__ENTRIES SUPPLIED__.

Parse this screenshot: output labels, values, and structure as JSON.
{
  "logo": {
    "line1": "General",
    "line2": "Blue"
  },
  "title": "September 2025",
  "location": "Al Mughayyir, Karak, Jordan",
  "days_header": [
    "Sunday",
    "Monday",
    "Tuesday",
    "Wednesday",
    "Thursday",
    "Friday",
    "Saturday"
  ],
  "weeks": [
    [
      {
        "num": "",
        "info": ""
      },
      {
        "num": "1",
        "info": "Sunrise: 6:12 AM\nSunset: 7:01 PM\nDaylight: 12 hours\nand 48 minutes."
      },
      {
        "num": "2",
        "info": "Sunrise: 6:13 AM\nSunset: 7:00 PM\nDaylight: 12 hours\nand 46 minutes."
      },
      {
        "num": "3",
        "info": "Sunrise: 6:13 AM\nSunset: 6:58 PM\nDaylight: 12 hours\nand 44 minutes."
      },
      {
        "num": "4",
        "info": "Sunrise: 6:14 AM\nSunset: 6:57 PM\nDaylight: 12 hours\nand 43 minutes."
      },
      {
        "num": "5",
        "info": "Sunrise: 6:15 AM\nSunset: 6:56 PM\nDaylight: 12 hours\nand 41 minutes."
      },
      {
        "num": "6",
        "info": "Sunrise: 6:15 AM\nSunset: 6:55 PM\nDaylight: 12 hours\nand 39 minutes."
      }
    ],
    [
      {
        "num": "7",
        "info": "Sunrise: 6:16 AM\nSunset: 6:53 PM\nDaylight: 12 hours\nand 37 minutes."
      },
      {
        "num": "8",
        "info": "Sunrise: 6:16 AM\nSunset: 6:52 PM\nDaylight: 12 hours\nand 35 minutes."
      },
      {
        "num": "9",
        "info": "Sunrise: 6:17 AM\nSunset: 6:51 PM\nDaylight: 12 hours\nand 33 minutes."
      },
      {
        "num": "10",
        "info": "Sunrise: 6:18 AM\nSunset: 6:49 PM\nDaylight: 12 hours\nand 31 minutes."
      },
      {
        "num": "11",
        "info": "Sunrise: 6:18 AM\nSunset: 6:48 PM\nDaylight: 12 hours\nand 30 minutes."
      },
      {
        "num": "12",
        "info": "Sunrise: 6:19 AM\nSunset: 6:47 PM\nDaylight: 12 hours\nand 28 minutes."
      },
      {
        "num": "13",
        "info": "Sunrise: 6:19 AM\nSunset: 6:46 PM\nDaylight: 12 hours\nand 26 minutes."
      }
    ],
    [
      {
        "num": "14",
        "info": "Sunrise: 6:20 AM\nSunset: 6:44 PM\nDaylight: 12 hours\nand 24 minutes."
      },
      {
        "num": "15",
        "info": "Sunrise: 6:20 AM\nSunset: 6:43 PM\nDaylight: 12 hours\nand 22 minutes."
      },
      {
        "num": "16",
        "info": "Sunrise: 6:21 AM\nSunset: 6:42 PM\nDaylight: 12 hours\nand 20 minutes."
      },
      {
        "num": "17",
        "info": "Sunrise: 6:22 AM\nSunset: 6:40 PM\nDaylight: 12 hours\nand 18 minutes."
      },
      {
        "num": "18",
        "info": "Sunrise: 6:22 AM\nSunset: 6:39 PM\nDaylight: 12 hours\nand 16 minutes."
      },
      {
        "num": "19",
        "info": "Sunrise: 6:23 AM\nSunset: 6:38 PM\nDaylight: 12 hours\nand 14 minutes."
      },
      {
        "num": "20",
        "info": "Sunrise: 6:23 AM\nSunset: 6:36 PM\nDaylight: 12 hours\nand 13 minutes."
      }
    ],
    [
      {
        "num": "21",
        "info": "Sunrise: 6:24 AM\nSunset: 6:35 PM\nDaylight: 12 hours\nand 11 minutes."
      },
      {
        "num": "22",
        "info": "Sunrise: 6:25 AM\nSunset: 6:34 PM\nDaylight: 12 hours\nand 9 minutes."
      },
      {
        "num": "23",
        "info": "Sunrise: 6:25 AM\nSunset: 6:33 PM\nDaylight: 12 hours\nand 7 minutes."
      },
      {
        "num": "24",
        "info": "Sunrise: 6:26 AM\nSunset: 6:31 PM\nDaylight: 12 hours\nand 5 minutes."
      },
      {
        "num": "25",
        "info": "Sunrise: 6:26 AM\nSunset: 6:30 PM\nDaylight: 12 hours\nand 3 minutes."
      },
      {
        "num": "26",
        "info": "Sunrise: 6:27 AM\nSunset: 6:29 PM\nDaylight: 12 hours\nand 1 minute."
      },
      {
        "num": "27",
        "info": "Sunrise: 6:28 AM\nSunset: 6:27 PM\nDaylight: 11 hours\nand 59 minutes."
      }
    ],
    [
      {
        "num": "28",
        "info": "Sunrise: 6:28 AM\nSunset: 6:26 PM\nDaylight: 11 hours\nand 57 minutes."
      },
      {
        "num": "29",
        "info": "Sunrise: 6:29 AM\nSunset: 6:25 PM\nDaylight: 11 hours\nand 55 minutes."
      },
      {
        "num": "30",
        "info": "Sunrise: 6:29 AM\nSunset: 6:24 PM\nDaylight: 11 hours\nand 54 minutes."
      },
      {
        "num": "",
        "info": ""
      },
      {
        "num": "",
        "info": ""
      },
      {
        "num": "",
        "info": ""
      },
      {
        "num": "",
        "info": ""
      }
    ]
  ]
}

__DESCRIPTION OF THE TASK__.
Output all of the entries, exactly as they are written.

__EXERCISE OUTPUT__.
Parse this screenshot: output labels, values, and structure as JSON.
{
  "logo": {
    "line1": "General",
    "line2": "Blue"
  },
  "title": "September 2025",
  "location": "Al Mughayyir, Karak, Jordan",
  "days_header": [
    "Sunday",
    "Monday",
    "Tuesday",
    "Wednesday",
    "Thursday",
    "Friday",
    "Saturday"
  ],
  "weeks": [
    [
      {
        "num": "",
        "info": ""
      },
      {
        "num": "1",
        "info": "Sunrise: 6:12 AM\nSunset: 7:01 PM\nDaylight: 12 hours\nand 48 minutes."
      },
      {
        "num": "2",
        "info": "Sunrise: 6:13 AM\nSunset: 7:00 PM\nDaylight: 12 hours\nand 46 minutes."
      },
      {
        "num": "3",
        "info": "Sunrise: 6:13 AM\nSunset: 6:58 PM\nDaylight: 12 hours\nand 44 minutes."
      },
      {
        "num": "4",
        "info": "Sunrise: 6:14 AM\nSunset: 6:57 PM\nDaylight: 12 hours\nand 43 minutes."
      },
      {
        "num": "5",
        "info": "Sunrise: 6:15 AM\nSunset: 6:56 PM\nDaylight: 12 hours\nand 41 minutes."
      },
      {
        "num": "6",
        "info": "Sunrise: 6:15 AM\nSunset: 6:55 PM\nDaylight: 12 hours\nand 39 minutes."
      }
    ],
    [
      {
        "num": "7",
        "info": "Sunrise: 6:16 AM\nSunset: 6:53 PM\nDaylight: 12 hours\nand 37 minutes."
      },
      {
        "num": "8",
        "info": "Sunrise: 6:16 AM\nSunset: 6:52 PM\nDaylight: 12 hours\nand 35 minutes."
      },
      {
        "num": "9",
        "info": "Sunrise: 6:17 AM\nSunset: 6:51 PM\nDaylight: 12 hours\nand 33 minutes."
      },
      {
        "num": "10",
        "info": "Sunrise: 6:18 AM\nSunset: 6:49 PM\nDaylight: 12 hours\nand 31 minutes."
      },
      {
        "num": "11",
        "info": "Sunrise: 6:18 AM\nSunset: 6:48 PM\nDaylight: 12 hours\nand 30 minutes."
      },
      {
        "num": "12",
        "info": "Sunrise: 6:19 AM\nSunset: 6:47 PM\nDaylight: 12 hours\nand 28 minutes."
      },
      {
        "num": "13",
        "info": "Sunrise: 6:19 AM\nSunset: 6:46 PM\nDaylight: 12 hours\nand 26 minutes."
      }
    ],
    [
      {
        "num": "14",
        "info": "Sunrise: 6:20 AM\nSunset: 6:44 PM\nDaylight: 12 hours\nand 24 minutes."
      },
      {
        "num": "15",
        "info": "Sunrise: 6:20 AM\nSunset: 6:43 PM\nDaylight: 12 hours\nand 22 minutes."
      },
      {
        "num": "16",
        "info": "Sunrise: 6:21 AM\nSunset: 6:42 PM\nDaylight: 12 hours\nand 20 minutes."
      },
      {
        "num": "17",
        "info": "Sunrise: 6:22 AM\nSunset: 6:40 PM\nDaylight: 12 hours\nand 18 minutes."
      },
      {
        "num": "18",
        "info": "Sunrise: 6:22 AM\nSunset: 6:39 PM\nDaylight: 12 hours\nand 16 minutes."
      },
      {
        "num": "19",
        "info": "Sunrise: 6:23 AM\nSunset: 6:38 PM\nDaylight: 12 hours\nand 14 minutes."
      },
      {
        "num": "20",
        "info": "Sunrise: 6:23 AM\nSunset: 6:36 PM\nDaylight: 12 hours\nand 13 minutes."
      }
    ],
    [
      {
        "num": "21",
        "info": "Sunrise: 6:24 AM\nSunset: 6:35 PM\nDaylight: 12 hours\nand 11 minutes."
      },
      {
        "num": "22",
        "info": "Sunrise: 6:25 AM\nSunset: 6:34 PM\nDaylight: 12 hours\nand 9 minutes."
      },
      {
        "num": "23",
        "info": "Sunrise: 6:25 AM\nSunset: 6:33 PM\nDaylight: 12 hours\nand 7 minutes."
      },
      {
        "num": "24",
        "info": "Sunrise: 6:26 AM\nSunset: 6:31 PM\nDaylight: 12 hours\nand 5 minutes."
      },
      {
        "num": "25",
        "info": "Sunrise: 6:26 AM\nSunset: 6:30 PM\nDaylight: 12 hours\nand 3 minutes."
      },
      {
        "num": "26",
        "info": "Sunrise: 6:27 AM\nSunset: 6:29 PM\nDaylight: 12 hours\nand 1 minute."
      },
      {
        "num": "27",
        "info": "Sunrise: 6:28 AM\nSunset: 6:27 PM\nDaylight: 11 hours\nand 59 minutes."
      }
    ],
    [
      {
        "num": "28",
        "info": "Sunrise: 6:28 AM\nSunset: 6:26 PM\nDaylight: 11 hours\nand 57 minutes."
      },
      {
        "num": "29",
        "info": "Sunrise: 6:29 AM\nSunset: 6:25 PM\nDaylight: 11 hours\nand 55 minutes."
      },
      {
        "num": "30",
        "info": "Sunrise: 6:29 AM\nSunset: 6:24 PM\nDaylight: 11 hours\nand 54 minutes."
      },
      {
        "num": "",
        "info": ""
      },
      {
        "num": "",
        "info": ""
      },
      {
        "num": "",
        "info": ""
      },
      {
        "num": "",
        "info": ""
      }
    ]
  ]
}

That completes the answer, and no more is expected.